If you’re like me, you’ve possibly been ignoring the bitcoin phenomenon for years — because it seemed too complex, far-fetched, or maybe even too libertarian. But if you have any interest in a future where “the worlds” moves beyond fossil fuel, you and I should both start paying attention now.
Last week, the value of a single bitcoin broke the $10,000 barrier for the first time. Over the weekend, the rate nearly smacked $12,000. At the beginning of this year, it was less than $1,000.
If you had bought $100 in bitcoin back in 2011, your investment would be worth virtually$ 4 million today. All over the internet “theres” legends of people who plowed their friends to lunch a few years ago and, as a rarity, paid with bitcoin. Those same beings are now recognizing also that if they’d only paid in money and held onto their digital money, they’d now have enough coin to buy a house.
That sort of abrupt rise is stunning, of course, but bitcoin wasn’t intended to be an investment instrument.

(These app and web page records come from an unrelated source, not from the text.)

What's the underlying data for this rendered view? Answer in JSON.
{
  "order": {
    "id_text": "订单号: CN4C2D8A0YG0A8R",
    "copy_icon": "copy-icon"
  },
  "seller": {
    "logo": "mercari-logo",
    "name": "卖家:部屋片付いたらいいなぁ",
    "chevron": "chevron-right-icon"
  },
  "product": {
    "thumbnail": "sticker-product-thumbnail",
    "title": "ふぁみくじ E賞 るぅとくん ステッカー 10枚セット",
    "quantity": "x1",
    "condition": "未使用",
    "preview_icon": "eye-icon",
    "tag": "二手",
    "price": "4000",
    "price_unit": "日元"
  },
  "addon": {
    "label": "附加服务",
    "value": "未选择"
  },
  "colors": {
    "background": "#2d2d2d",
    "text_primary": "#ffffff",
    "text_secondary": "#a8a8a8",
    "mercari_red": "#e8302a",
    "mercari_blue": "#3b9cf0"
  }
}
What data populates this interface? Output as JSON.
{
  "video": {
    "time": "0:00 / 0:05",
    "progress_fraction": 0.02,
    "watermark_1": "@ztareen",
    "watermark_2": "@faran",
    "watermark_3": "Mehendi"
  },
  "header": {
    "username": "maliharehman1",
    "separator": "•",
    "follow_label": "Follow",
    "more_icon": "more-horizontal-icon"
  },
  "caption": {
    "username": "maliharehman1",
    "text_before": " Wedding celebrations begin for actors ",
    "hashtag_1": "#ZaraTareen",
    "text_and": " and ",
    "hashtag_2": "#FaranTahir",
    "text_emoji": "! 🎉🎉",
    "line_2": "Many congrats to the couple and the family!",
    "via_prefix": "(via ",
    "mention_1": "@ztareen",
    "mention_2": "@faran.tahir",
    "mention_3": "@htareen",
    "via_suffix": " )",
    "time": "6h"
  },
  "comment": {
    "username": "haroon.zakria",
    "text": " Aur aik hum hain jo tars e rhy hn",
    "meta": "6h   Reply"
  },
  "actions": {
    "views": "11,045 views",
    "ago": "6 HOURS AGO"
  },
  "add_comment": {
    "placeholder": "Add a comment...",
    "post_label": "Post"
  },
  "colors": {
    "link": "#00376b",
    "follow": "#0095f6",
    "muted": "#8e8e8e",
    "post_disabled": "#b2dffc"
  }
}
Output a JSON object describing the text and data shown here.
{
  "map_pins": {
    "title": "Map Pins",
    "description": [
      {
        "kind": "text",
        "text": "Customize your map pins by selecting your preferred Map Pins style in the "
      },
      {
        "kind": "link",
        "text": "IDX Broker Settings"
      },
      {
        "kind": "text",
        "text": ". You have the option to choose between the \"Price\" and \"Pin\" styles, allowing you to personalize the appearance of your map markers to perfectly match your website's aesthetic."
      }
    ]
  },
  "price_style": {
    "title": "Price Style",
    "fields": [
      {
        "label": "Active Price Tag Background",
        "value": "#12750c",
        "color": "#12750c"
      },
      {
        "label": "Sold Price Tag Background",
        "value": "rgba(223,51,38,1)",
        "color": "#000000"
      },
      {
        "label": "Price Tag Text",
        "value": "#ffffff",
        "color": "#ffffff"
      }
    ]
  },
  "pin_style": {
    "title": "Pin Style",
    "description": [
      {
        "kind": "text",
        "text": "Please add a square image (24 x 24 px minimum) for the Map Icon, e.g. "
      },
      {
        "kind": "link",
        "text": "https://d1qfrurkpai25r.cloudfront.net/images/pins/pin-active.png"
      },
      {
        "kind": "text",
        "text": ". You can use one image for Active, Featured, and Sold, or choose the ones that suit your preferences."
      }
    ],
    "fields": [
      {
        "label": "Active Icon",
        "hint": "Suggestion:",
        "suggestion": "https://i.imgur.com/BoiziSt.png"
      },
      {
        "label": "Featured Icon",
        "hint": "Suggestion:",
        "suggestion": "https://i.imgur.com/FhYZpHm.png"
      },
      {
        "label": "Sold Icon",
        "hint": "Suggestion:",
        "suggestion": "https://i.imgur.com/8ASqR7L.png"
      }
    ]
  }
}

Its pioneers envisaged it as a substitution for coin itself–a decentralized, stick, anonymous procedure for moving price between people.